After a string of one problem after another with both classic jerk and junction deviation in Marlin, and coming to understand that the whole mathematical model for both of them is rather bogus (as I understand it, there's nothing to keep jerk from junctions of multiple tiny segments from accumulating to unbounded near-instantaneous chage in velocity), I kinda want to just disable jerk entirely (set it to zero). But of course this would give really slow printing.
What I'm wondering, though, is if it makes sense (and if so, how) to try to compute and use an acceleration value sufficiently high to achieve what jerk was trying to achieve, without it.
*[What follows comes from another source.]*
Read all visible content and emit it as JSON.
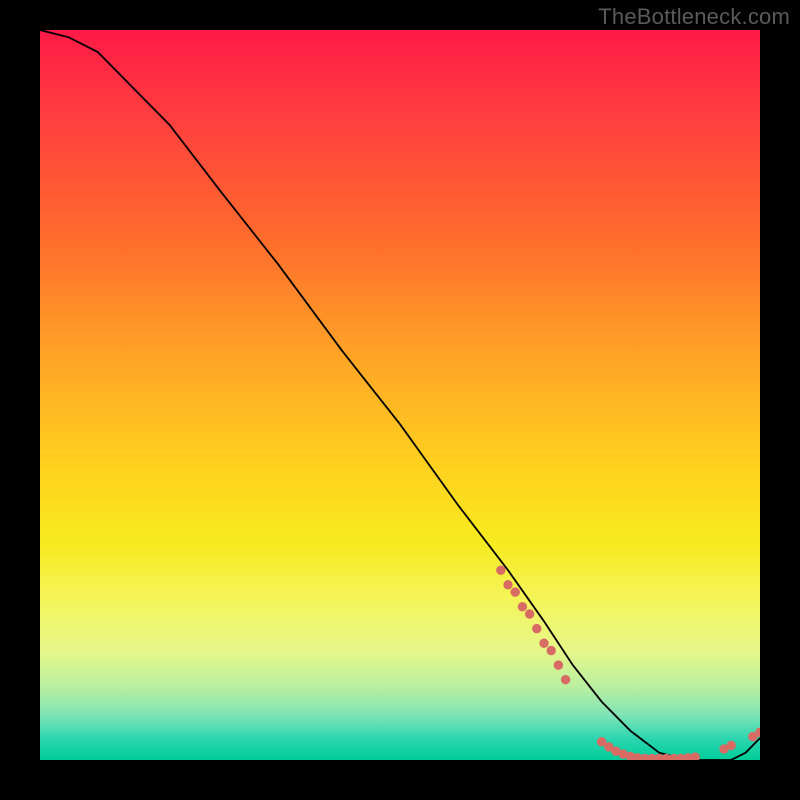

Mechanically, if a printer can handle a given jerk without skipping steps or harmful vibration, it should be able to handle acceleration high enough to achieve exactly the same stepping at corners/junctions. However, perhaps acceleration limits also involve current to the motors, heat dissipation at the motors/stepper drivers, or other factors that make "instantaneous" extreme acceleration okay but sustained extreme acceleration bad. (Of course, without extreme max speeds, extreme acceleration should only take place momentarily, in some sense proportional to as much a jerk takes effect.)
Am I crazy for thinking about doing this? If not, what would be a good model for determining the appropriate acceleration to try?